Advertisement

loader

Talk

Advanced search

Setting for maths in yr 3-who does it suit?

(6 Posts)
majorstress Mon 24-Sep-07 08:30:57

our junior school is suddenly abandoning this, just as we arrive-it's supposed to raise standards overall-GOOD.

But what does it do to the able ones?

Hulababy Mon 24-Sep-07 08:32:29

So long as the class teacher is producing and delivering differentiated work to the pupils, for all the key subject areas, then it should be good.

majorstress Mon 24-Sep-07 08:43:31

I think they always got that in Infants but I wasn't too happy at dd being left at the "top" table with two kids better than her at maths but with poor English, who couldn't help her understand the instructions, while the teacher spent all their time seemingly on the other tables. She often did not complete the work, or sometimes get any of it right. The TA apparently was always with a table with a girl with behavioural problems, leaving the teacher to deal with the other 29 kids.

Of course if they are able they can get on with it on their own to some extent. But, we were sort of looking forward to streaming, and to her getting a little more attention in this area in which she is able but unconfident.

foxinsocks Mon 24-Sep-07 10:23:27

I can see the pros and cons.

I was looking forward to dd being streamed this year (she's also just started year 3) but so far I've been completely disappointed. The problem is that you completely rely on the teacher assessing their capabilities and dd's teacher has obviously not spent 5 minutes with her (or if she did, dd was pissing about at that specific time!).

She was spelling quite difficult words in yr2 and really enjoyed it and has now come back with 10 words all of 3 letters (like 'and' 'but' 'old') and she's been put in the bottom group for everything! Seems as though what they have done is streamed on age to start with and then they are going to try and jiggle them about but it is incredibly demotivating for her and even though we are the laziest family alive, even dd said to me that she was worried about being given work that she'd been doing in reception/yr1.

Yet again, as we've found throughout state school in this country, the children who get the most attention are those that shout the loudest - and I don't mean the ones with special needs (as our school is very supportive of special needs children and they have helpers and are looked after well) - I mean the pushy/shouty/disruptive children and those that quietly get on with it are basically left to their own devices.

Whilst I'm sympathetic in general, I do think they are not going to get this streaming thing right till at least half term and by then, children in the 'wrong' streams would have basically wasted 6 weeks!

singersgirl Mon 24-Sep-07 10:55:43

Our school streams in Numeracy and Literacy from the 3rd term of Y1. I've read that setting tends to help the higher ability progress more rapidly, while the lower ability progress more slowly. I don't think this is true at our school, but then I don't know really, as my DSs have always been in the upper sets.

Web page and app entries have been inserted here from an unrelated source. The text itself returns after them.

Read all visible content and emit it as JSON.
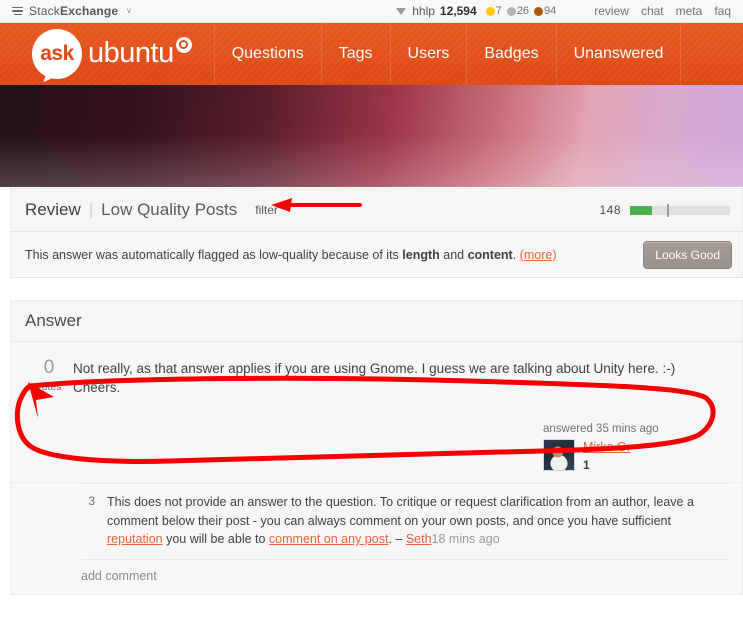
{
  "se_bar": {
    "menu_icon": "stack-lines-icon",
    "network_name_plain": "Stack",
    "network_name_bold": "Exchange",
    "chevron": "˅",
    "inbox_icon": "inbox-caret-icon",
    "username": "hhlp",
    "reputation": "12,594",
    "badges": [
      {
        "type": "gold",
        "count": "7"
      },
      {
        "type": "silver",
        "count": "26"
      },
      {
        "type": "bronze",
        "count": "94"
      }
    ],
    "links": [
      "review",
      "chat",
      "meta",
      "faq"
    ]
  },
  "nav": {
    "logo_bubble_text": "ask",
    "logo_wordmark": "ubuntu",
    "logo_mark_icon": "ubuntu-circle-of-friends-icon",
    "tabs": [
      "Questions",
      "Tags",
      "Users",
      "Badges",
      "Unanswered"
    ],
    "brand_color": "#dd4814"
  },
  "review": {
    "title": "Review",
    "divider": "|",
    "subtitle": "Low Quality Posts",
    "filter_label": "filter",
    "remaining_count": "148",
    "progress_fill_percent": 22,
    "progress_tick_percent": 37,
    "progress_color": "#48b14c"
  },
  "flag_notice": {
    "text_part1": "This answer was automatically flagged as low-quality because of its ",
    "bold1": "length",
    "text_part2": " and ",
    "bold2": "content",
    "text_part3": ". ",
    "more_link": "(more)",
    "button_label": "Looks Good",
    "link_color": "#e8613c"
  },
  "answer_section": {
    "header": "Answer",
    "vote_count": "0",
    "vote_label": "votes",
    "body_line1": "Not really, as that answer applies if you are using Gnome. I guess we are talking about Unity here. :-)",
    "body_line2": "Cheers.",
    "user_card": {
      "action_time": "answered 35 mins ago",
      "avatar_icon": "user-avatar",
      "display_name": "Mirko G.",
      "reputation": "1"
    }
  },
  "comments": {
    "items": [
      {
        "score": "3",
        "text_part1": "This does not provide an answer to the question. To critique or request clarification from an author, leave a comment below their post - you can always comment on your own posts, and once you have sufficient ",
        "link1": "reputation",
        "text_part2": " you will be able to ",
        "link2": "comment on any post",
        "text_part3": ". ",
        "dash": "– ",
        "author": "Seth",
        "time": "18 mins ago"
      }
    ],
    "add_comment_label": "add comment"
  },
  "annotations": {
    "color": "#f50000",
    "arrow_to_filter": "red-arrow-pointing-at-filter-link",
    "circle_around_answer": "red-hand-drawn-ellipse-around-answer-body"
  }
}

There is a lot of irritation every year from the parents of the children at the 'top' of the lower sets - those who are nearly good enough to be in the higher group. The school claims it is good for their confidence to be the best in a lower group than always to be slowest or struggling in a faster group, but the parents would rather they had the chance to be stretched.

majorstress Mon 24-Sep-07 12:55:59

I thought dd1 was pulling my leg when she said she had a spelling test for words like "at" and "is", but I guess it was true! She hasn't had any spellings to bring home yet, but is getting the right level of reader at least.

The maths homework was simple but I agree with that, as it will be a battle to get the homework habit going at first as it is. I have decided to let her take the responsibility to remember, and consequences of not doing it (detention) instead of nagging her myself, and told her so, which has helped us all no end.

DH's response was we'll just have to continue doing workbooks with her at home to make up for the poor maths teaching approach that just doesn't suit her.

It's a shame it's so boring compared to the literacy they do, and now of course she can enjoy reading her own stories so THAT will be self-sustaining for her. for her, she should only be allowed to read when she has done the maths, as a treat!

Join the discussion

Join the discussion

Registering is free, easy, and means you can join in the discussion, get discounts, win prizes and lots more.

Register now